‘The night against Juventus in 1981 turned into Tommy Burns against Liam Brady and Tam won the game for us. He bossed that game and I’ve never seen him in such form. He just stuck his chest out that night and decided that was his stage. He took the ball in all areas of the pitch, and I know we won trophies together but if I’m thinking of a football memory, that was Tommy at the very top of his game that night. I remember also the day we buried Johnny Doyle and we practically had to carry Tam out of the chapel that day. I’ve never seen anyone so distraught. He was in bits that day because he had lost his wee soul mate.’
It may seem strange to some that we Celtic supporters still sing his name on occasion and still remember with such fondness the way he fought for every ball when he wore those hoops, the way he told officials in no uncertain manner what he thought if they appeared to be giving Celtic less than a fair shake and the sheer joy on his face when his beloved team won another honour.
Tommy epitomised the values Celtic have at their core. He was a charitable man, a man who always gave his all for the team and a man who had time for the supporters. He had no time for petty hatred although no one loved beating Rangers more than he did but it was about rivalry and pride for him. He was of course a man of deep religious faith and that would have sustained him as he struggled with his illness in the spring of 2018. Gordon Strachan tells a story of that difficult time which epitomises the sort of man Burns was. He said…
‘I saw him at 4pm and he died at 3am the following morning. When we got to together at 10am the following day I spoke to the players. Scott Brown said, ‘Can I speak to you?’ I asked what was up knowing his sister was dying of cancer at that time, only 23 years old. Broonie asked when Tommy had died and I replied, ‘about 3am this morning, why?’ He replied. ‘Well my sister got flowers this morning at 10am with a note saying, ‘Good luck, and keep your chin up, from Tommy Burns.’

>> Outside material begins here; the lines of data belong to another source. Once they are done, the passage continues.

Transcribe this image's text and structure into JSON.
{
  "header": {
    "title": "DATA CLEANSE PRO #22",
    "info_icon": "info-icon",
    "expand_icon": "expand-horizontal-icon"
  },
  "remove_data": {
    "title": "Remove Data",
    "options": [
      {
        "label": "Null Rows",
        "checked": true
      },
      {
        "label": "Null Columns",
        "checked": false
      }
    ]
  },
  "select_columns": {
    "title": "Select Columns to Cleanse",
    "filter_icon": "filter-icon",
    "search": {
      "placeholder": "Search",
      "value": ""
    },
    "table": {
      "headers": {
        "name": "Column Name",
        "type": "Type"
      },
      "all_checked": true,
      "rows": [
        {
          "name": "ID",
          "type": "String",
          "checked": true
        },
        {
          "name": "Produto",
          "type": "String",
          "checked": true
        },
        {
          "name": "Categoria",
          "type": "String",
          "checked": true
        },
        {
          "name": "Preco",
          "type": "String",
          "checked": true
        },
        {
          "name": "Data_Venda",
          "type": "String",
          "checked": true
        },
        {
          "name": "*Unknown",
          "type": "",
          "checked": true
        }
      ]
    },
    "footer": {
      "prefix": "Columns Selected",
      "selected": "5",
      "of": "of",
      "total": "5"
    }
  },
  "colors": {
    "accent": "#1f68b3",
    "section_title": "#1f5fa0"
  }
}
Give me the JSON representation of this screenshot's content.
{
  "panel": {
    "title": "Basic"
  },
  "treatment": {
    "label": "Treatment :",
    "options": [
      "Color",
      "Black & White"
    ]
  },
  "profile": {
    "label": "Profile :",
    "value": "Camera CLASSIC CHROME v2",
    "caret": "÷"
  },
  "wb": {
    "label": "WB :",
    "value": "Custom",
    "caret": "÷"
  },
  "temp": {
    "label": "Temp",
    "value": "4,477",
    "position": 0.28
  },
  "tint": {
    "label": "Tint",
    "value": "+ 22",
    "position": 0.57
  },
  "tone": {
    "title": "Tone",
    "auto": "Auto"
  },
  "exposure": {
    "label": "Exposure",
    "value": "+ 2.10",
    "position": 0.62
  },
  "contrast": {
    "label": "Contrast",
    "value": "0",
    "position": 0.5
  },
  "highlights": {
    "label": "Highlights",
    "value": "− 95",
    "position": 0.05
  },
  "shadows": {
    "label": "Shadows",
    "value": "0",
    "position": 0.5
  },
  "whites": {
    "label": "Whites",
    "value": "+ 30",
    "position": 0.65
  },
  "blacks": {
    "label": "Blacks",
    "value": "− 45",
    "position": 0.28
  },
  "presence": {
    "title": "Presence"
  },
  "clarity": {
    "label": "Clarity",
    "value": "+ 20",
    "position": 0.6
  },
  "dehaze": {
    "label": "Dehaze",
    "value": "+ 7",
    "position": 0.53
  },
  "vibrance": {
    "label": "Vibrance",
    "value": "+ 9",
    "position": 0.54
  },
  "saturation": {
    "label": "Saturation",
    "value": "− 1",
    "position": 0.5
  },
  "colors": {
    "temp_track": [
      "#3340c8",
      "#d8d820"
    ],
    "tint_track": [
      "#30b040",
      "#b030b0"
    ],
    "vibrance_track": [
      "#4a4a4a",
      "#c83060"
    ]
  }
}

That was Tam; thinking of others even as he was taking on his toughest opponent. His great friend Danny McGrain spoke for many who knew Tommy when he said…
“I loved Tommy Burns. You meet some people and you like them, but Tommy was someone that I loved. I got to realise that during the early 1980s, although I wouldn’t have told him that. But he was just one of those people that you just can’t help but love. He was a helpful guy and his memory will live on within this club.’
Tommy left us on the 15th day of May in 2008. His beloved Celtic was rocked to the core by the passing of such a great Celt. The scenes around Celtic Park as supporters of Celtic and many other clubs left their colours as a mark of respect will live with me always. It was a sea of colour, predominantly green and white, which seemed to want to reach out and embrace him. His beloved Celtic was locked in a tense battle for the championship and the players racked up eight straight wins to seal the title on an emotional night at Tannadice. It was a fitting tribute to Tommy and how he would have loved watching Celtic win another trophy. Of course, we knew him as Tommy Burns the footballer but to his family he was a husband and a dad and their loss was and remains huge. They can take pride though in the sort of man Tommy was and the huge affection he still engenders among Celtic supporters.
It has been a difficult period for Celtic supporters with the loss of Billy McNeill and Steve Chalmers and they join the list of legends of this remarkable football club who will never be forgotten. Tommy Burns is there too; a fine Celt, a wonderful player and great human being.
Sleep well Tam. We won’t forget.